# Entries from a dataset of interfaces:
*****
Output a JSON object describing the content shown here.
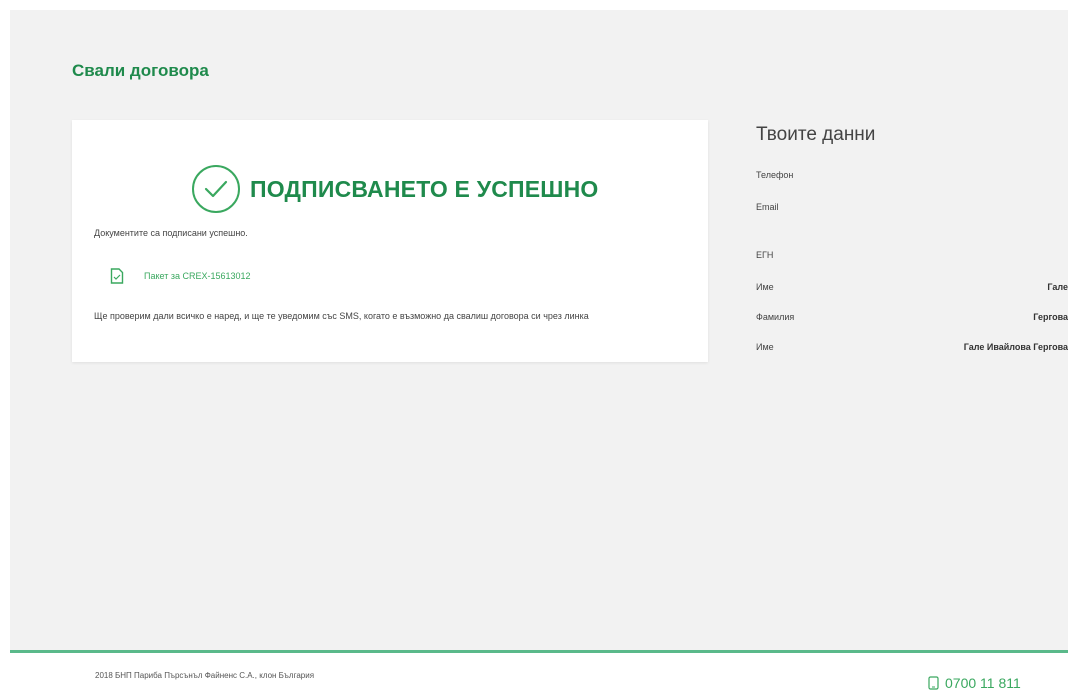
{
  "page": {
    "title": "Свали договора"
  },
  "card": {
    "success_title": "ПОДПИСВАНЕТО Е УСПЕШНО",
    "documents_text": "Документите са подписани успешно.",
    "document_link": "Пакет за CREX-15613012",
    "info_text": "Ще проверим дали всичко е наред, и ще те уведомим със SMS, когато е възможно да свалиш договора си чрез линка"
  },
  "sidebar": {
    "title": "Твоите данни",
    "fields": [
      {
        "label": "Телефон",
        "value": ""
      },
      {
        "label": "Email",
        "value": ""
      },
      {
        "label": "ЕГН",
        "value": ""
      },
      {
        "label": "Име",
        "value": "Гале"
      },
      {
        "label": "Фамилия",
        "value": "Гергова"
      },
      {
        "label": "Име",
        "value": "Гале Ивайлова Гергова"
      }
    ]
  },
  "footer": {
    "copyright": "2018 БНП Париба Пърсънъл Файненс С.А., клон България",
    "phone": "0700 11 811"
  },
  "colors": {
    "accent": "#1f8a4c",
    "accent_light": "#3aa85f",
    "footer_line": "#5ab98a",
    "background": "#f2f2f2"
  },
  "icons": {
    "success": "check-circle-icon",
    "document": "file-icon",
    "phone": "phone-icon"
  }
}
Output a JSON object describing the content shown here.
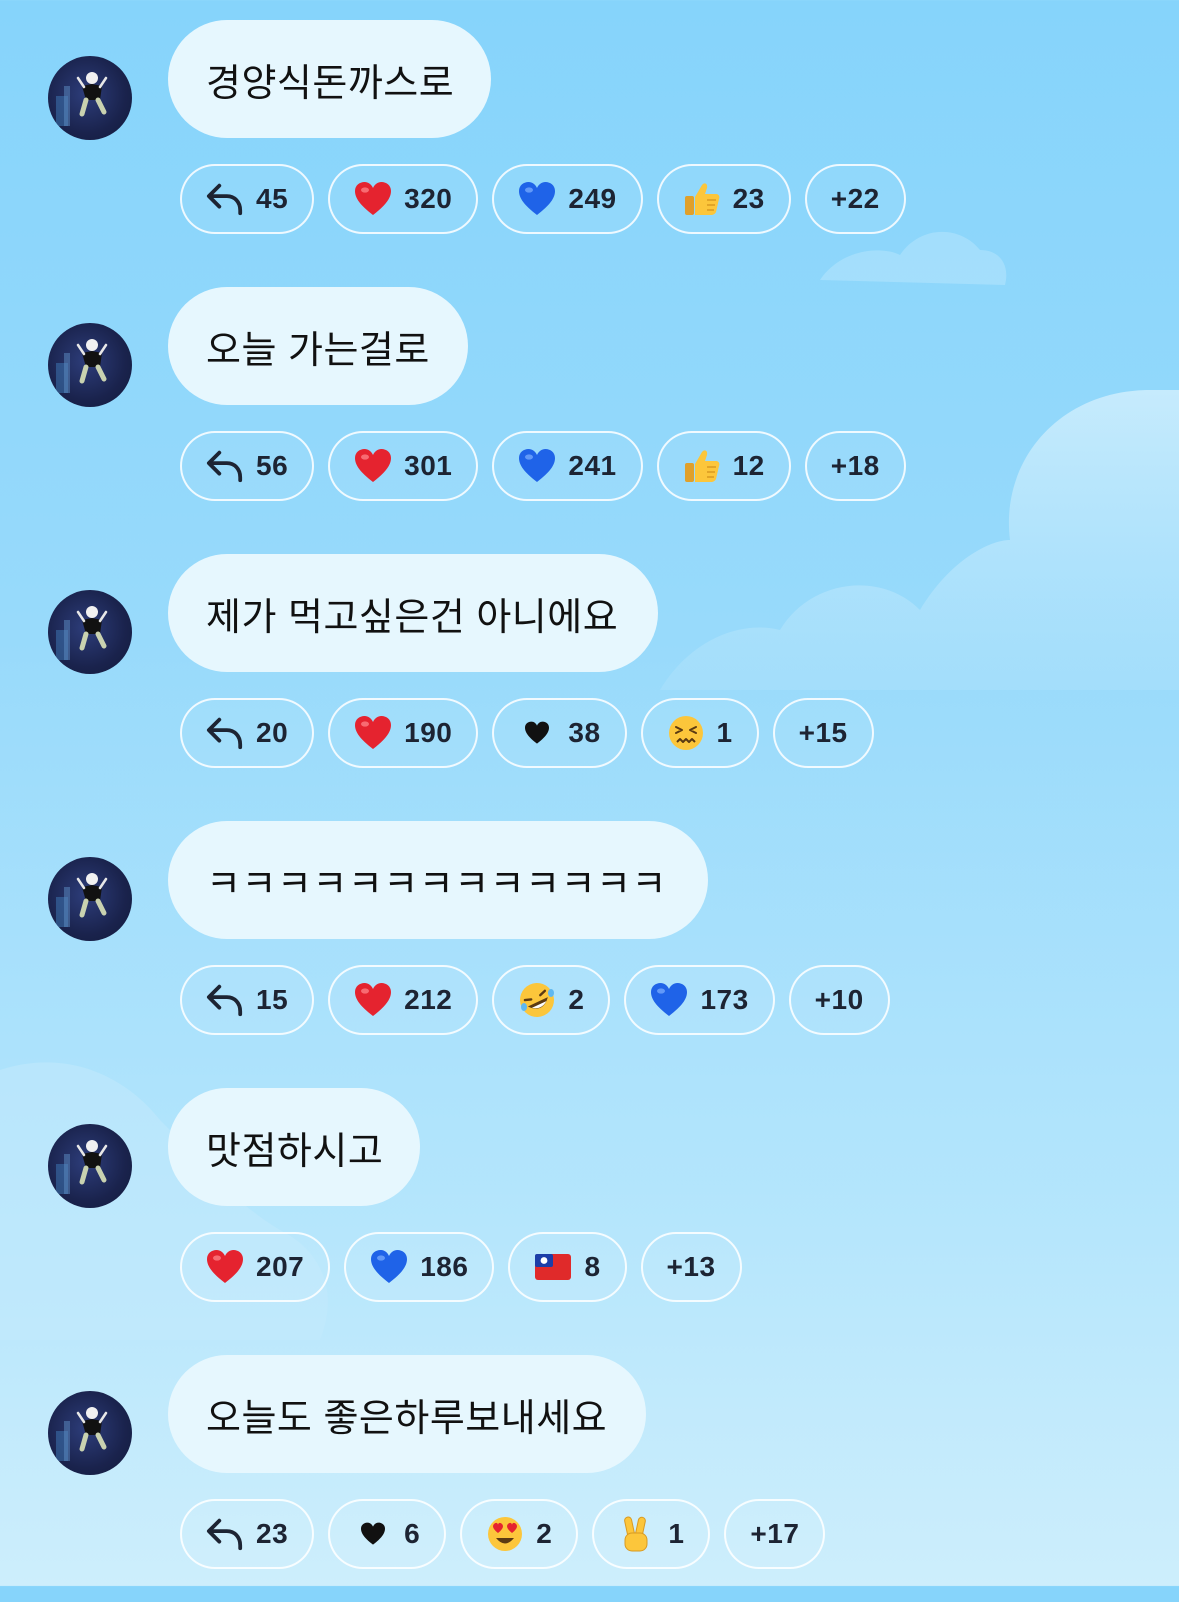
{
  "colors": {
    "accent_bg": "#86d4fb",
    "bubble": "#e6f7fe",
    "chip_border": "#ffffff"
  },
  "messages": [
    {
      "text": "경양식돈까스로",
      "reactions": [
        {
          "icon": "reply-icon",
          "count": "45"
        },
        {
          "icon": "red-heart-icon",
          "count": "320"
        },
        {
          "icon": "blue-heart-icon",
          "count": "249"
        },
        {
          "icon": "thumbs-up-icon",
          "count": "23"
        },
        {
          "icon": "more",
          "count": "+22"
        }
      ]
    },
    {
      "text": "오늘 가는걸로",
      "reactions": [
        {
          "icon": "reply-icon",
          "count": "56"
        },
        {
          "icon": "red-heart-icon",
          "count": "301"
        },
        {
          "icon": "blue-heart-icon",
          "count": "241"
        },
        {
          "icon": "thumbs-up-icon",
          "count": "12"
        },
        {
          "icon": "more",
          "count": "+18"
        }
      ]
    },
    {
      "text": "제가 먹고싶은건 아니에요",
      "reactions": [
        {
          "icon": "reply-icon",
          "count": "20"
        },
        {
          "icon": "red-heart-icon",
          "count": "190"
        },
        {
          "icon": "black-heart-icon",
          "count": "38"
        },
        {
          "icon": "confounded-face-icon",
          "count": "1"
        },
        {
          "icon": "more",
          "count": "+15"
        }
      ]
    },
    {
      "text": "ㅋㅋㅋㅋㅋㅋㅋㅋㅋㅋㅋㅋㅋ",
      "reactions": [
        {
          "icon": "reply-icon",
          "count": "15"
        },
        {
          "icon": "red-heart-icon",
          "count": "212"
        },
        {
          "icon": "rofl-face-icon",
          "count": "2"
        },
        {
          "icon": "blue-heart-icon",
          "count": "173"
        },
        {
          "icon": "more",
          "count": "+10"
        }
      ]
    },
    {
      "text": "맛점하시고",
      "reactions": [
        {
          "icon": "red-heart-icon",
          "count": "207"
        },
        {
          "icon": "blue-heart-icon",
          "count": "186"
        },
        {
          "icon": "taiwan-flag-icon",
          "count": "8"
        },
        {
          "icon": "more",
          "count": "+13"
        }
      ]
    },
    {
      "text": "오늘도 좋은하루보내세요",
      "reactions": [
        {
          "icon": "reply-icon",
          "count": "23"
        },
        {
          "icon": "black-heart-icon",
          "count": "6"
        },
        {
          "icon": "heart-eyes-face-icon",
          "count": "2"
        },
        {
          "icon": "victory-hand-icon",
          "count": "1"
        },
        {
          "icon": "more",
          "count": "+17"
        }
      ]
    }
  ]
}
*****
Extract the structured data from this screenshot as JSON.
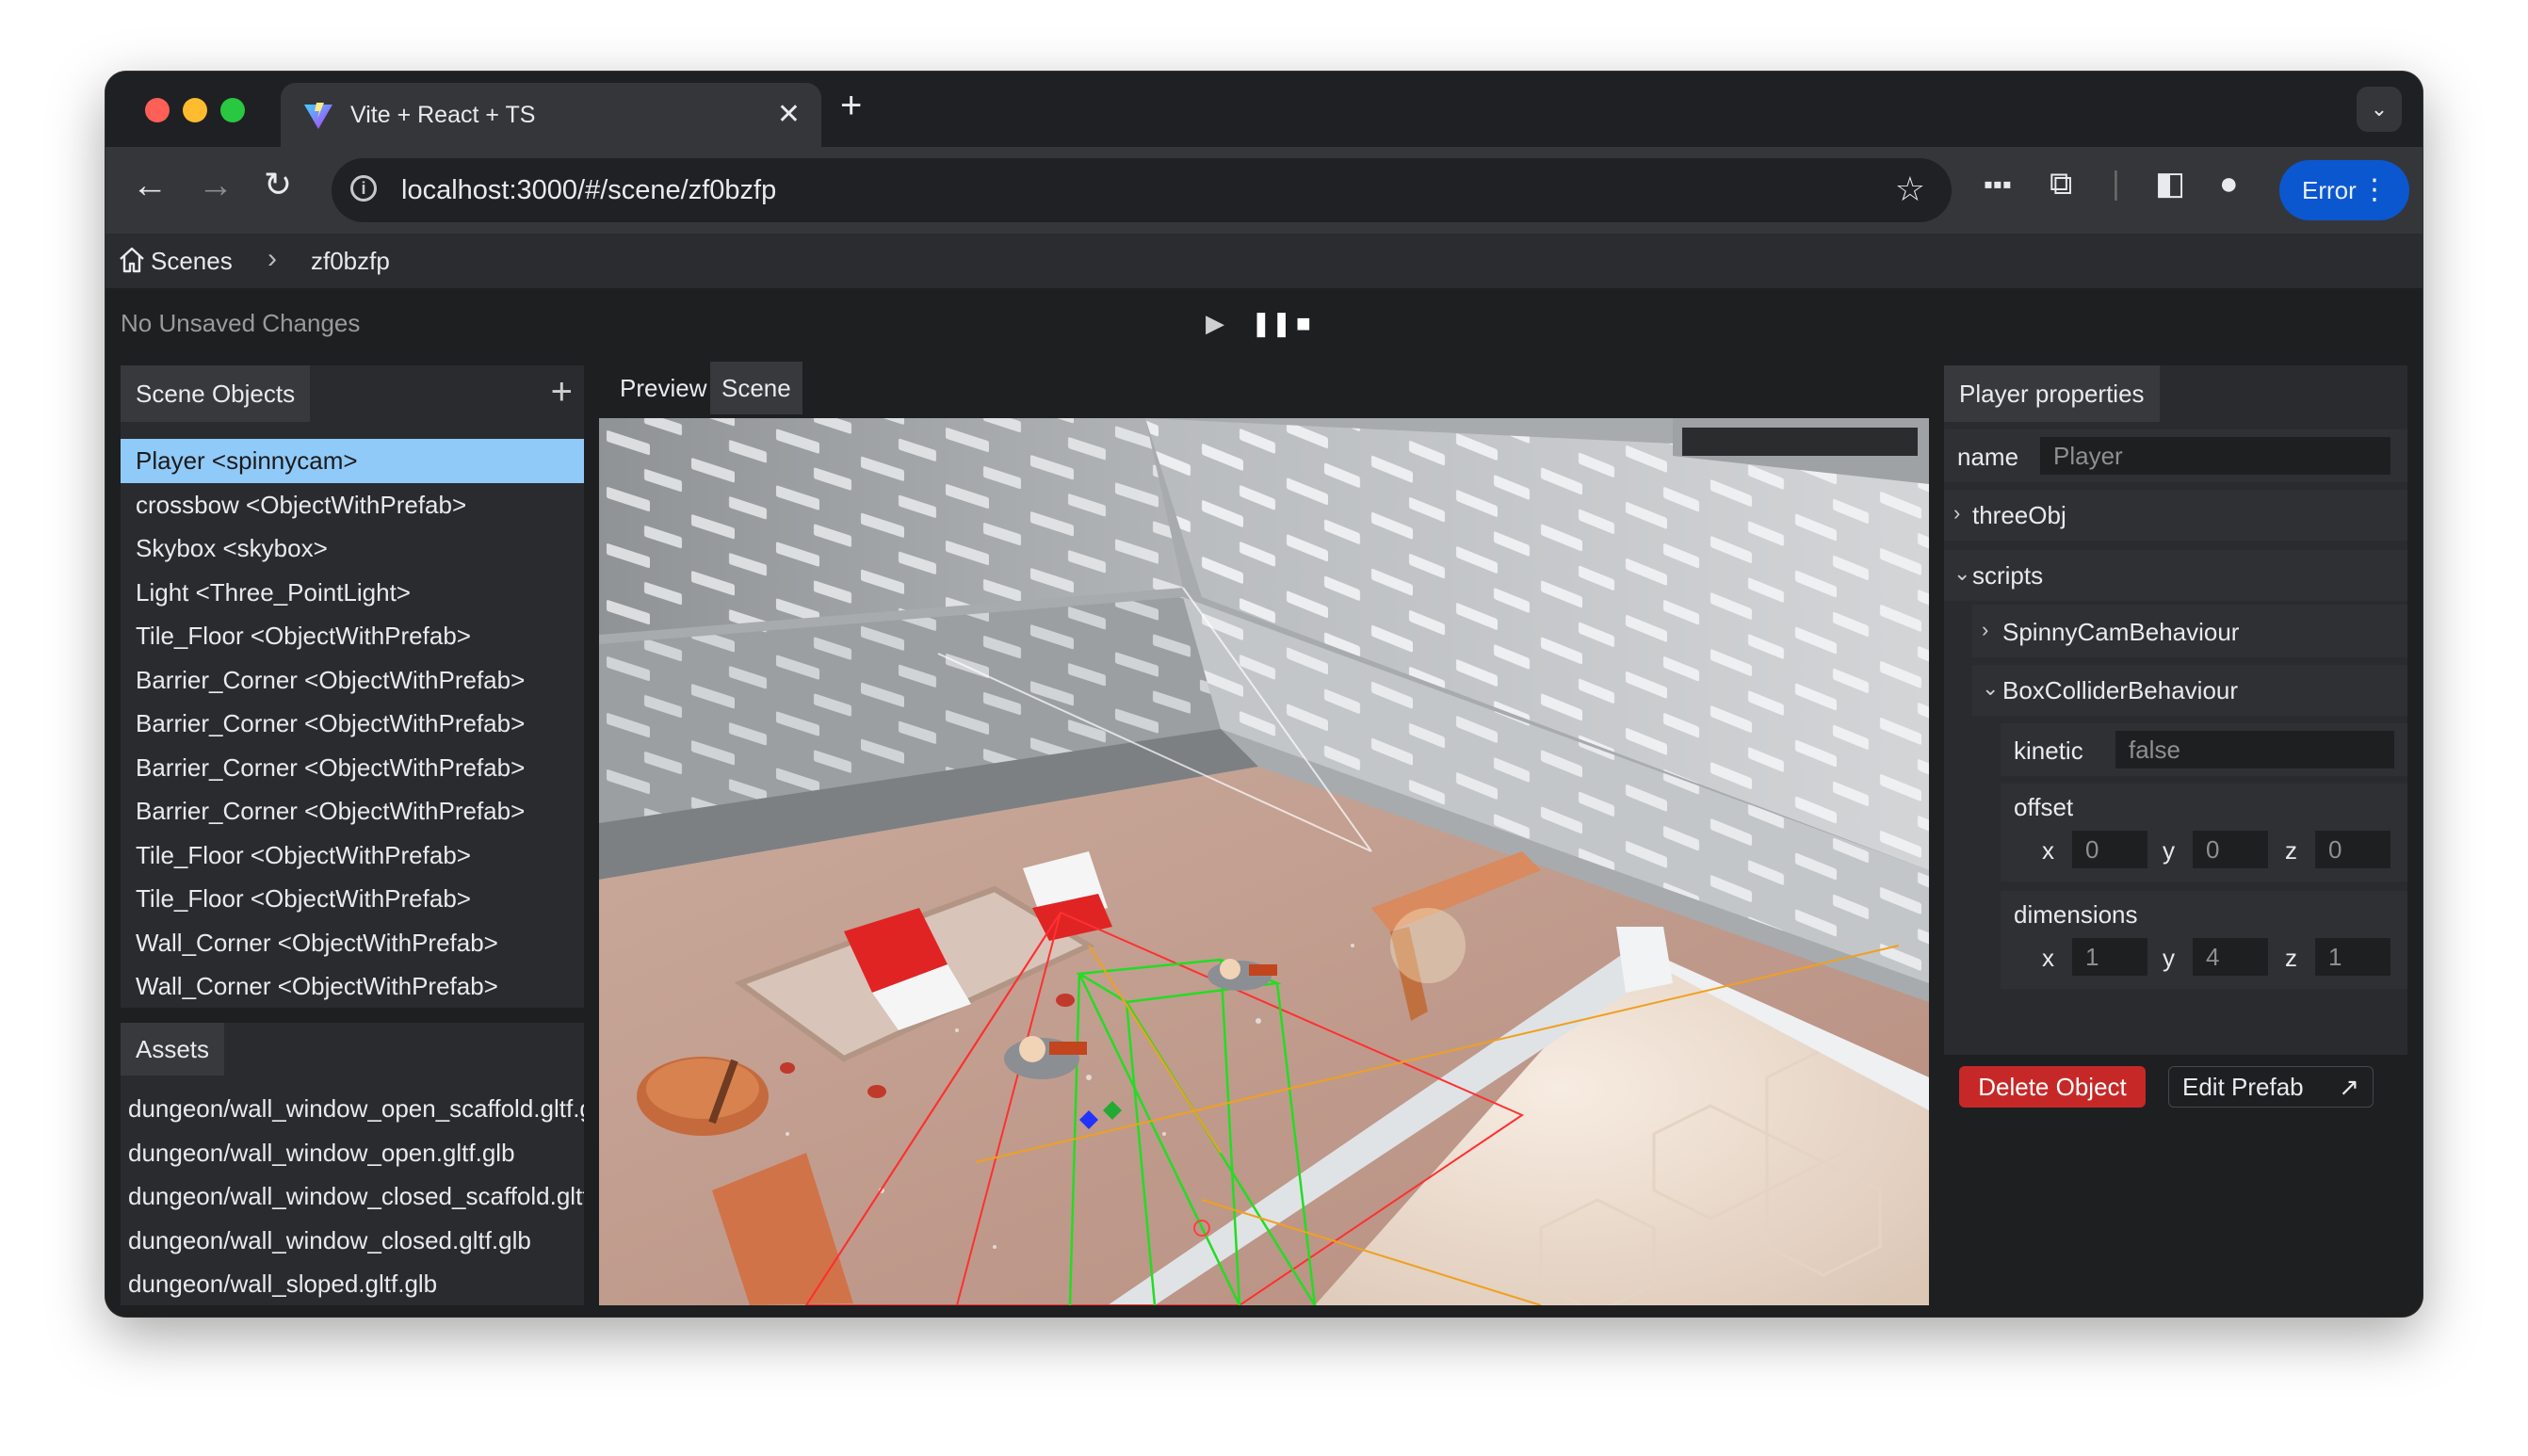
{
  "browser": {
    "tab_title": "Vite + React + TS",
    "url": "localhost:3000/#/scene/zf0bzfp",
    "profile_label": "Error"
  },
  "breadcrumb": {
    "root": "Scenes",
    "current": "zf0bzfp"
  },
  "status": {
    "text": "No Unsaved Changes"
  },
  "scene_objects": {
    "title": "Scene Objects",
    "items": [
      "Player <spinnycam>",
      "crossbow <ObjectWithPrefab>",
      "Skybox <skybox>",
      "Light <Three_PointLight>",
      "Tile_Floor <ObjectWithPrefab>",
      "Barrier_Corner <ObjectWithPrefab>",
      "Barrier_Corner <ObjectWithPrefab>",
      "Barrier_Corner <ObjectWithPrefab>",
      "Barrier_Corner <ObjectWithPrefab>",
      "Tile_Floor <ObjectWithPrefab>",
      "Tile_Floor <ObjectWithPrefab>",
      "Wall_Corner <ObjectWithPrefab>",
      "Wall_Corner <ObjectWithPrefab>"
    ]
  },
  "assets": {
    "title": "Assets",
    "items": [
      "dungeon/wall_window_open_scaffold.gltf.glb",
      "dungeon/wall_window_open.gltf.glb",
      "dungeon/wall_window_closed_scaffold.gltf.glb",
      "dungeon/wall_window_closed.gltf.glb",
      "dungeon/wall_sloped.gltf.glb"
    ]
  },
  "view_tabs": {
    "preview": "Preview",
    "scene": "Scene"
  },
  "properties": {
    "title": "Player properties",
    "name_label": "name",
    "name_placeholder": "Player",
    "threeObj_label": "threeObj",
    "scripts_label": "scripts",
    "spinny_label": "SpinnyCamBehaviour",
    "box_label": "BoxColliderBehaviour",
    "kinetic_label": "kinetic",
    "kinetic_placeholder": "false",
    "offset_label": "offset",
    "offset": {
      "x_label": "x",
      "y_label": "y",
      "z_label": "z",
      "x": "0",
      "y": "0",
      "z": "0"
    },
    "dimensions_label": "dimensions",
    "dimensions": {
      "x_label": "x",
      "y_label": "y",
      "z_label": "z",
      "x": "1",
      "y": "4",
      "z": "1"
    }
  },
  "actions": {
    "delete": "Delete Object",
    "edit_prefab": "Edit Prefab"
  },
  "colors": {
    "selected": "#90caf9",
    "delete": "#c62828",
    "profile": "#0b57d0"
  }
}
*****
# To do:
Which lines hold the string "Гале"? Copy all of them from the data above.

# Solved exercise:
        "value": "Гале"
        "value": "Гале Ивайлова Гергова"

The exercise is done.